The starting point for changing it, Wasserman notes, would be in the big swing states that President Obama carried in 2012. Even though Obama won them, Dems still hold far fewer legislative and Congressional seats than Republicans do. In Ohio, the breakdown of seats in the next Congress will be 12 Republican, four Democratic. In Pennsylvania the breakdown will be 13 Republican, five Democratic. Those two states, Wasserman notes, are particularly lopsided because Democratic districts are “heavily urbanized,” with huge numbers of Dem voters concentrated in them around Columbus, Cleveland, Philadelphia, and Pittsburgh.
Meanwhile, in Michigan the breakdown will be nine Republican, five Dem. In Wisconsin the breakdown will be five Republican, three Democratic. In North Carolina it will be 10 Republican, three Democratic.
In all of those states, Republicans control the state legislatures. In all but one of them — Pennsylvania — Republicans also control the governor’s mansions.
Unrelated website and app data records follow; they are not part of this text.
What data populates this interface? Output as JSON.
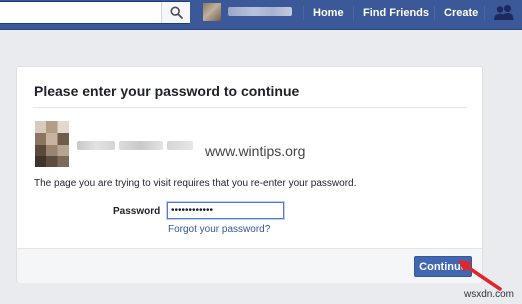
{
  "topbar": {
    "nav": {
      "home": "Home",
      "find_friends": "Find Friends",
      "create": "Create"
    },
    "icons": {
      "search": "search-icon",
      "friends": "friends-icon"
    }
  },
  "dialog": {
    "title": "Please enter your password to continue",
    "info_text": "The page you are trying to visit requires that you re-enter your password.",
    "password_label": "Password",
    "password_value": "••••••••••••",
    "forgot_link": "Forgot your password?",
    "continue_label": "Continue"
  },
  "watermark": "www.wintips.org",
  "credit": "wsxdn.com",
  "colors": {
    "brand_blue": "#3b5998",
    "button_blue": "#4267b2",
    "link_blue": "#365899",
    "annotation_red": "#e0262b"
  }
}
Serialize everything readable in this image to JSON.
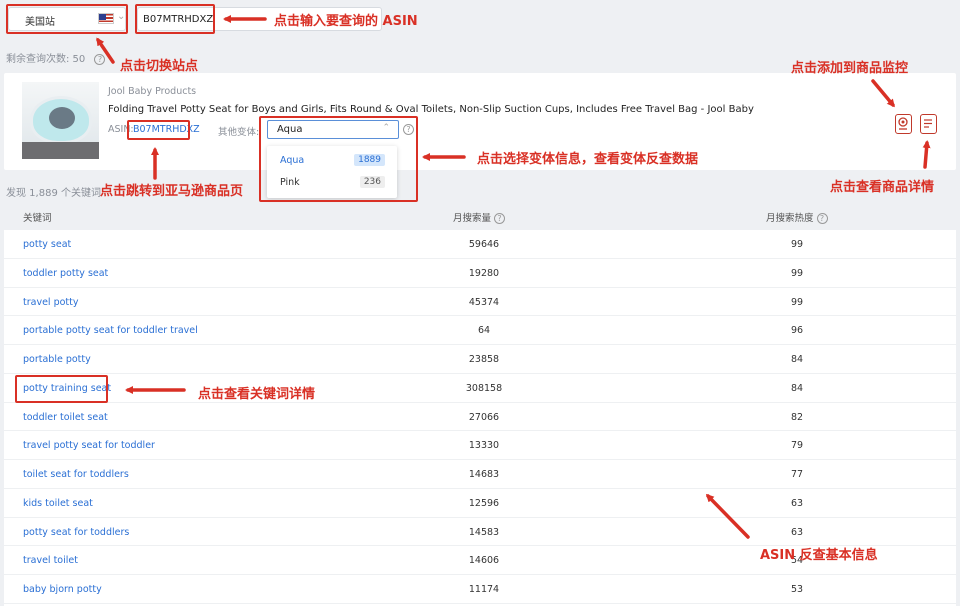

To be sure, the problem goes beyond these big swing states: In several southern states, Wasserman notes, Republicans have successfully jammed African Americans into single districts, helping to dramatically minimize the number of Dem-controlled districts in them. In states like Kansas and Utah, Democrats have no seats where they should probably have one.
But winning back the governor’s mansions or state legislatures in these states seems harder than regaining state-level ground in the big swing states Obama carried. That’s why those seem like the best hope for Dems.
Yet even in those big swing states, Republicans have large majorities in the state legislatures — a holdover from 2010 redistricting on the state level, too. “I don’t think there’s a realistic chance for Democrats to win back these legislatures by 2020,” Wasserman says. That means the most likely way Democrats can make a difference is to win governors’ races, which, Wasserman notes, would result in split rule that could force redistricting battles into the courts, where a more neutral outcome might result.
But even if Democrats were to get something approaching neutral maps in these big states, Wasserman estimates, it could result in just a couple more seats in each state — adding up to a total of maybe 10 additional House seats for Democrats. That would obviously help, but it would still be short of the 30-seat edge Republicans currently hold. Democrats would still have to post pretty big victories in the next few cycles to get close to the majority. In short, beyond the problem of redistricting is the even more serious problem (for Democrats) of population distribution.
“If Democrats were to get neutral maps drawn by God in all 50 states, they would still fall well short of winning back the House,” Wasserman concludes. “What Democrats really need is a massive resettlement program.”
Of course, Democrats can hold power in Washington by winning the White House next time, or winning back the Senate, or both. But even if they do win those, the Dem agenda will continue to be frustrated by GOP control of the House. And if they don’t win those, we’re looking at total GOP control. Ironically, the Democrats’ best near-term hope for winning back the House may be a Republican president who is unpopular enough to trigger big Dem wave elections, like those in 2006 and 2008.